Second, a key selling point for many companies is having a platform that can consolidate multiple security and information technology (IT) functions. Some of the benefits of using a single platform include better efficiency and less resource consumption. In contrast, older security and IT vendors tend to sell offerings that provide only one narrow solution. For years, companies have purchased multiple single-point solutions from different companies and patched them all, resulting in complexity and inefficiencies. However, Falcon is now capturing market share from these vendors by replacing this patchwork of solutions with a global platform.
By consolidating Falcon, customers can simplify their security and IT operations and get an immediate return on investment, which is crucial in an age when companies are looking at every expense.
2. The company has an outstanding balance sheet and cash flow
At the end of In July, the company had $2.32 billion in cash and cash equivalents on its books versus $740.3 million in long-term debt. Plus, it has a quick ratio of 1.7. A quick ratio greater than one indicates that a company is able to pay all of its current liabilities within a year, or in other words, a balance sheet built to withstand short-term economic disruptions.
The graph below shows that the company owned more than 50% free movement of capital (FCF) in both its last full fiscal year and its current fiscal year to date.
A strong FCF is essential in a downturn for two reasons. First, many view FCF as the ultimate measure of a company’s financial performance. During major recessions, investors often quickly sell companies without FCF and buy companies with positive and growing FCF.

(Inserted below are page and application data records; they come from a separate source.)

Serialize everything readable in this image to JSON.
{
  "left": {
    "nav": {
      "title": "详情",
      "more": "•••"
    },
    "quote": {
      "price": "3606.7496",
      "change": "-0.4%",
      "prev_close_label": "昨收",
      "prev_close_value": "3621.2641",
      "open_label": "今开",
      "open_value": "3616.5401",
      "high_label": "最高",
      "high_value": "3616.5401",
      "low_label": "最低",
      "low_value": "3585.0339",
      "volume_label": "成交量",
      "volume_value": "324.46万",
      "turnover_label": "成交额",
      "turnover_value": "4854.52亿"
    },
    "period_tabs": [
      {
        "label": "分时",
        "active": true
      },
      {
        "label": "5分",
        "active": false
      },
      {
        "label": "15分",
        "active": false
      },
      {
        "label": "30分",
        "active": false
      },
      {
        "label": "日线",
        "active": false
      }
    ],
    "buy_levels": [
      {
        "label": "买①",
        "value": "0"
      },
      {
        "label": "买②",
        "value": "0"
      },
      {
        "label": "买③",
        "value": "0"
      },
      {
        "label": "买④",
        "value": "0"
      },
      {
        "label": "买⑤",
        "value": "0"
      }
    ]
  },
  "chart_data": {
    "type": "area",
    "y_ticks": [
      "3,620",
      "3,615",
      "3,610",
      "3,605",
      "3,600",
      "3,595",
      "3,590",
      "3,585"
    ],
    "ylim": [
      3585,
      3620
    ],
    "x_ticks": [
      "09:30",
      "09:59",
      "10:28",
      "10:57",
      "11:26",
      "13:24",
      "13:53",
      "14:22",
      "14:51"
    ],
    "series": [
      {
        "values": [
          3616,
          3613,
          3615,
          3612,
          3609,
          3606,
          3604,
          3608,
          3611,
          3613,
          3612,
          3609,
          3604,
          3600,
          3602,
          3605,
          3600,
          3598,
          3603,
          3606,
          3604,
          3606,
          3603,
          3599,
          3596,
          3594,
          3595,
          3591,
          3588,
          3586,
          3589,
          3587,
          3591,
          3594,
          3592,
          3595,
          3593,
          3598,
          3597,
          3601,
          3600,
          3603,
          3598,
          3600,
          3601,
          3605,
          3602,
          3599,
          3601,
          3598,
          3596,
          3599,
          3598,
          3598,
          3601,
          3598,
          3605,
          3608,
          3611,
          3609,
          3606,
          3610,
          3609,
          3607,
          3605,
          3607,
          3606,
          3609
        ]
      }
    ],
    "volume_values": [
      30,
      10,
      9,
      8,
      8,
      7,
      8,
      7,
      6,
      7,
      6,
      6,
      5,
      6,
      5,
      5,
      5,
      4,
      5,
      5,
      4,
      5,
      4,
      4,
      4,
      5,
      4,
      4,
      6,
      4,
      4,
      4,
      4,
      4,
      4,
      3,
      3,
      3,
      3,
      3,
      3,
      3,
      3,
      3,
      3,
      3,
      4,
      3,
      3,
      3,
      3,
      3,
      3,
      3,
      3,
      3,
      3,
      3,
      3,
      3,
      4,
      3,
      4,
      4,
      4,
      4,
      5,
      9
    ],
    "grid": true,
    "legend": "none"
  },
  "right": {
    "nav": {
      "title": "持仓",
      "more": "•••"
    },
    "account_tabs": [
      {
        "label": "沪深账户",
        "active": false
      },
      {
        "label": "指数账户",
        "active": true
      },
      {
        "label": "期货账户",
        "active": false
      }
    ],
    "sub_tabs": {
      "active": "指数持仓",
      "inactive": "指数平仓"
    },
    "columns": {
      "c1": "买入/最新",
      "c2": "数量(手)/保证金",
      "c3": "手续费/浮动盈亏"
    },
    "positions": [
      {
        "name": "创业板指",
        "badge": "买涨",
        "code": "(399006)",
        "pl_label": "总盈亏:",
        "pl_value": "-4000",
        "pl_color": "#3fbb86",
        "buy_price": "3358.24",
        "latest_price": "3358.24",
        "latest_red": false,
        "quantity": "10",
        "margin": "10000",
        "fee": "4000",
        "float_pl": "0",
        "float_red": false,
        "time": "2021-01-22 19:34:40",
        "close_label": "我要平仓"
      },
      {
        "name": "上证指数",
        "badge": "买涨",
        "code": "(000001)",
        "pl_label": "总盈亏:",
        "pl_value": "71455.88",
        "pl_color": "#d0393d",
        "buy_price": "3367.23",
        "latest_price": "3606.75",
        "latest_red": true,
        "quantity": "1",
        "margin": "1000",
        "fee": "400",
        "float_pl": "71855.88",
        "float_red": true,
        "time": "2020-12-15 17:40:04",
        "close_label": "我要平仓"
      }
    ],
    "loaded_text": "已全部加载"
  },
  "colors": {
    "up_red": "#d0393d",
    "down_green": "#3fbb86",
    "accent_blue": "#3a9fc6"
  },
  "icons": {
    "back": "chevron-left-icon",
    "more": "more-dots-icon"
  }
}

Second, the FCF represents the cash available for the company to repay creditors, pay dividends, or expand its business. Since CrowdStrike currently does not pay dividends and has enough cash to pay off all or some of its debts, it has a lot of financial flexibility.
3. The company continues to execute its investment plan
Although internet security remains a high-growth area during this downturn, many cybersecurity start-ups are struggling and have laid off much of their workforce. For example, the cybersecurity company Iron Net laid off 17% of its workers in June. This is just one example of many high-flying cybersecurity companies taking the reins out of their growth plans.
By contrast, CrowdStrike hasn’t laid anyone off yet and already said on its last earnings call that it will continue to hire in 2022 as its growth plans remain intact. Continued investment in research and development, sales and marketing, and expansion into new markets will help the company gain share from struggling competitors that cannot keep up during a downturn.
The company is not immune to a recession
While CrowdStrike may be resilient to a weak economy, it’s not immune to a recession, and there’s a reason risk-averse investors steer clear of this stock.
CrowdStrike is selling at a price-to-sales (P/S) ratio of 23.9, which is very high compared to the broader IT processing and cloud services sector’s P/S ratio of 4.4. As a result, if economic conditions became truly dire and Crowdstrike’s growth slowed, the market reaction would likely be swift and severe.
However, if you can look past the potential volatility by focusing long-term on a company that can outperform the market coming out of this downturn, CrowdStrike is a great bet.
Rob Starks Jr holds positions at CrowdStrike Holdings, Inc. The Motley Fool holds positions and recommends CrowdStrike Holdings, Inc. The Motley Fool recommends Gartner. The Motley Fool has a disclosure policy.